The legislation was intended to stop the interstate trafficking of women. Though federal criminal statutes were rare in 1910, and seen as an attack on state police powers, the legislation encountered little opposition. The act made it a felony to transport knowingly any woman or girl in interstate commerce or foreign commerce for prostitution, debauchery, or any other immoral purpose. It also made it a felony to coerce a woman or a girl into such immoral acts. President william h. taft signed the bill in June 1910.
The U.S. Supreme Court upheld the constitutionality of the Mann Act in Hoke v. United States, 227 U.S. 308, 33 S. Ct. 281, 57 L. Ed. 523 (1913). The Court broadened the scope of the act in Caminetti v. United States, 242 U.S. 470, 37 S. Ct. 192, 61 L. Ed. 442 (1917), when it ruled that the act applied to noncommercial acts of immorality. In Caminetti the Court seized on the phrase "any other immoral purpose," concluding that Congress intended to prevent the use of interstate commerce to promote sexual immorality. This interpretation radically changed the scope of the act.
The Mann Act was used by the Federal Bureau of Investigation to curtail commercialized vice.
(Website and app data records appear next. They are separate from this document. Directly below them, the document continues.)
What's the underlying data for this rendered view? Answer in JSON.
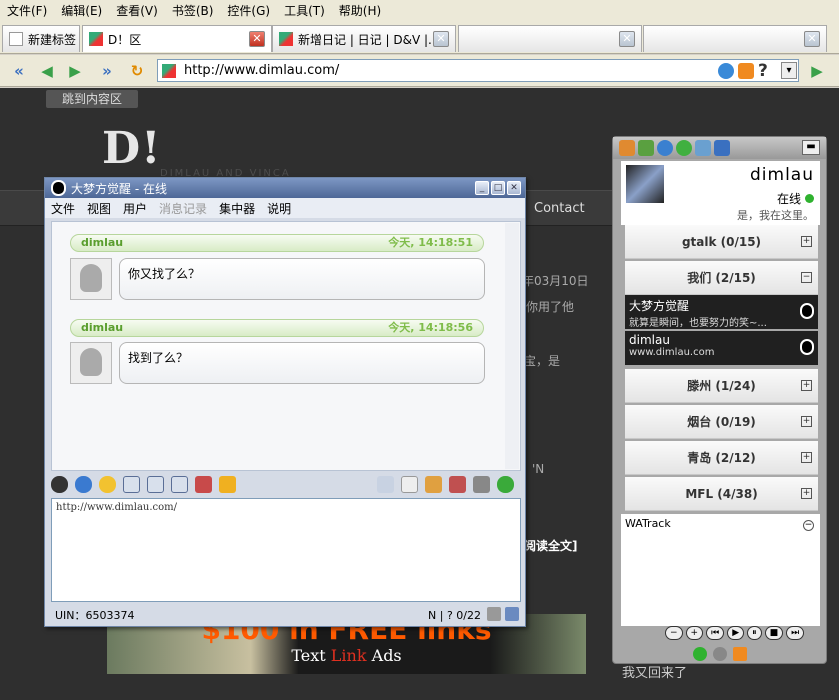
{
  "menu": [
    "文件(F)",
    "编辑(E)",
    "查看(V)",
    "书签(B)",
    "控件(G)",
    "工具(T)",
    "帮助(H)"
  ],
  "tabs": [
    {
      "label": "新建标签"
    },
    {
      "label": "D！区"
    },
    {
      "label": "新增日记 | 日记 | D&V |..."
    },
    {
      "label": ""
    },
    {
      "label": ""
    }
  ],
  "address": {
    "url": "http://www.dimlau.com/"
  },
  "page": {
    "skip": "跳到内容区",
    "logo": "D!",
    "logo_sub": "DIMLAU AND VINCA",
    "nav_contact": "Contact",
    "frag_date": "年03月10日",
    "frag_line1": "你用了他",
    "frag_line2": "宝，是",
    "frag_quote": "'N",
    "frag_more": "阅读全文]",
    "ad_big": "$100 in FREE links",
    "ad_small_a": "Text ",
    "ad_small_b": "Link",
    "ad_small_c": " Ads",
    "footer_text": "我又回来了"
  },
  "chat": {
    "title": "大梦方觉醒 - 在线",
    "menu": [
      "文件",
      "视图",
      "用户",
      "消息记录",
      "集中器",
      "说明"
    ],
    "messages": [
      {
        "sender": "dimlau",
        "time": "今天, 14:18:51",
        "text": "你又找了么？"
      },
      {
        "sender": "dimlau",
        "time": "今天, 14:18:56",
        "text": "找到了么？"
      }
    ],
    "input": "http://www.dimlau.com/",
    "uin": "UIN：6503374",
    "status": "N | ? 0/22"
  },
  "panel": {
    "user": "dimlau",
    "status": "在线",
    "signature": "是，我在这里。",
    "groups": [
      {
        "label": "gtalk (0/15)",
        "tog": "+"
      },
      {
        "label": "我们 (2/15)",
        "tog": "−"
      },
      {
        "label": "滕州 (1/24)",
        "tog": "+"
      },
      {
        "label": "烟台 (0/19)",
        "tog": "+"
      },
      {
        "label": "青岛 (2/12)",
        "tog": "+"
      },
      {
        "label": "MFL (4/38)",
        "tog": "+"
      }
    ],
    "contacts": [
      {
        "name": "大梦方觉醒",
        "note": "就算是瞬间，也要努力的笑~..."
      },
      {
        "name": "dimlau",
        "note": "www.dimlau.com"
      }
    ],
    "watrack": "WATrack",
    "player": [
      "−",
      "+",
      "⏮",
      "▶",
      "⏸",
      "■",
      "⏭"
    ]
  },
  "colors": {
    "accent": "#4d6796",
    "page_bg": "#2f2f2f",
    "online": "#2fb22f"
  }
}
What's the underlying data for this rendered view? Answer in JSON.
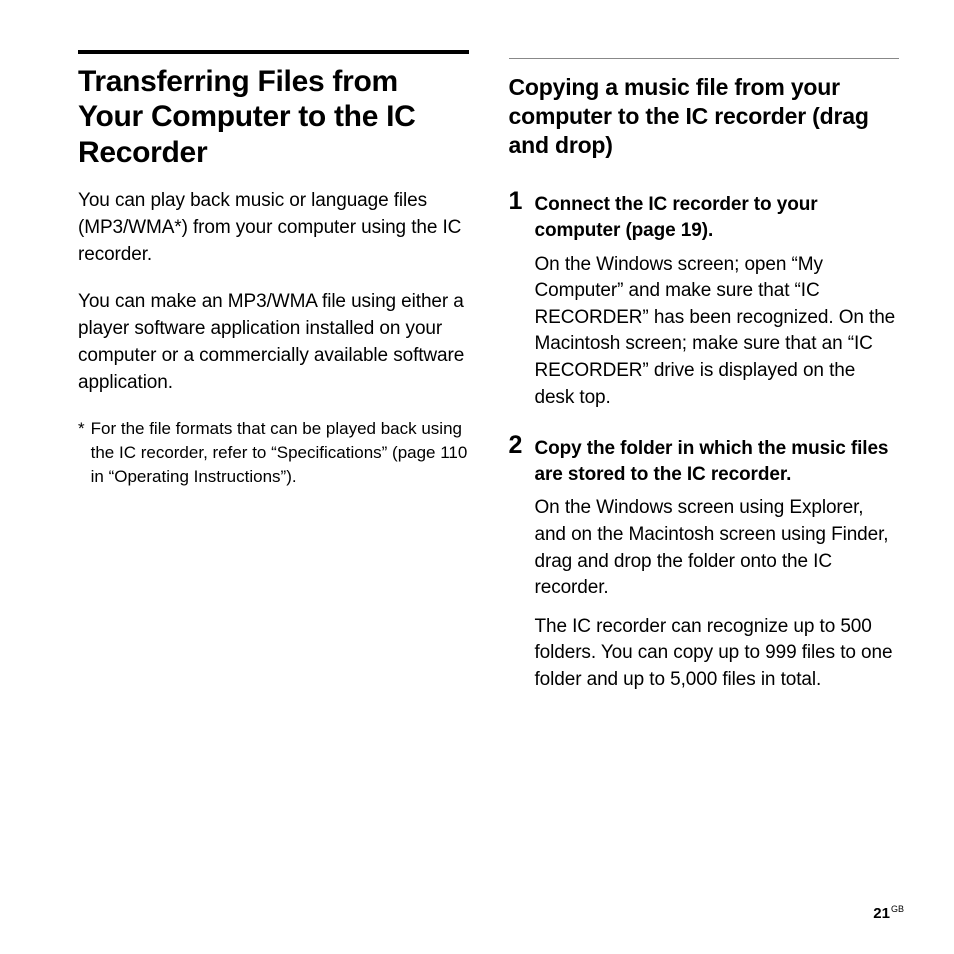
{
  "left": {
    "title": "Transferring Files from Your Computer to the IC Recorder",
    "para1": "You can play back music or language files (MP3/WMA*) from your computer using the IC recorder.",
    "para2": "You can make an MP3/WMA file using either a player software application installed on your computer or a commercially available software application.",
    "footnote_star": "*",
    "footnote": "For the file formats that can be played back using the IC recorder, refer to “Specifications” (page 110 in “Operating Instructions”)."
  },
  "right": {
    "subtitle": "Copying a music file from your computer to the IC recorder (drag and drop)",
    "steps": [
      {
        "num": "1",
        "title": "Connect the IC recorder to your computer (page 19).",
        "body1": "On the Windows screen; open “My Computer” and make sure that “IC RECORDER” has been recognized. On the Macintosh screen; make sure that an “IC RECORDER” drive is displayed on the desk top."
      },
      {
        "num": "2",
        "title": "Copy the folder in which the music files are stored to the IC recorder.",
        "body1": "On the Windows screen using Explorer, and on the Macintosh screen using Finder, drag and drop the folder onto the IC recorder.",
        "body2": "The IC recorder can recognize up to 500 folders. You can copy up to 999 files to one folder and up to 5,000 files in total."
      }
    ]
  },
  "page": {
    "number": "21",
    "lang": "GB"
  }
}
It was also often used to prosecute prominent persons who did not conform to conventional morality. Jack Johnson, a heavyweight boxing champion, was charged with and convicted of a Mann Act violation in 1912, for taking his mistress across state lines. Over the years, similar charges were leveled against the architect Frank Lloyd Wright, the actor Charlie Chaplin, and the rock and roll singer Chuck Berry. Of these three, only Berry was convicted of a Mann Act violation.
Congress amended the act in 1978 to attack the problem of child Pornography. The amendments made the act's provisions regarding this issue gender neutral, so that both boys and girls who were sexually exploited were now protected (Pub. L. No. 95-225, 92 Stat. 8–9). In 1986 the law was further amended. The new amendments made the entire act gender neutral as to victims of sexual exploitation. More important, all references to debauchery and any other immoral purpose were replaced by the phrase "any sexual activity for which any person can be charged with a criminal offense" (Pub. L. No. 99-628, 100 Stat. 3511–3512.) This change took the federal government out of the business of defining immoral. Because most states have repealed criminal laws against fornication and Adultery, noncommercial, consensual sexual activity no longer is subject to prosecution.
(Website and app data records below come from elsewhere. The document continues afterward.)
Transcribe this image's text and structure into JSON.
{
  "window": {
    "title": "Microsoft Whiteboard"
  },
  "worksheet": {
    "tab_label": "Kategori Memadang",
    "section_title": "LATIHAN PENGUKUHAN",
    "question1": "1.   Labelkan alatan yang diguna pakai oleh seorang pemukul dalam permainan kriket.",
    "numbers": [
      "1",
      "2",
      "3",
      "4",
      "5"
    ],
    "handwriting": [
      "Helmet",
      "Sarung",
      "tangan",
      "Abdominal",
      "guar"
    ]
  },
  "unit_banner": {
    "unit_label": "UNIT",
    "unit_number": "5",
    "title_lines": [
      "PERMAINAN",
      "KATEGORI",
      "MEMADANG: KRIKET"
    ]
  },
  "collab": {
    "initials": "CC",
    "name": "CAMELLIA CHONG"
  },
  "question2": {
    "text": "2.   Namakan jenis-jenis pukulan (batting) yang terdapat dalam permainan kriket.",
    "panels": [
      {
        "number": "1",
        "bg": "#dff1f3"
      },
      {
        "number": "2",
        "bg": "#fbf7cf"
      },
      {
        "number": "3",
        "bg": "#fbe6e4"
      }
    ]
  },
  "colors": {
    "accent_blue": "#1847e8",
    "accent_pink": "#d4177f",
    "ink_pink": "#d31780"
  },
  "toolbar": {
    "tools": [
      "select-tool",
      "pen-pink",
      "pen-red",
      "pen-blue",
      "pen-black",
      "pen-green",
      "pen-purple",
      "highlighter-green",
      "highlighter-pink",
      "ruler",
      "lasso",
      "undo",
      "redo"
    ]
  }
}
Grittner, Frederick K. 1990. White Slavery: Myth, Ideology, and American Law. New York: Garland.
Langum, David J. 1994. Crossing over the Line: Legislating Morality and the Mann Act. Chicago: Univ. of Chicago Press.
n. a federal statute making it a crime to transport a woman across state lines for "immoral" purposes. The Mann Act was intended to prevent the movement of prostitutes from one state to another or in and out of the country in the so-called "white slave" trade. However, it also applies to a male taking his under-age girlfriend to a love-nest in a neighboring state, or a female transporting an underage boy across the state line for such purposes. Maximum term is five years in a federal prison.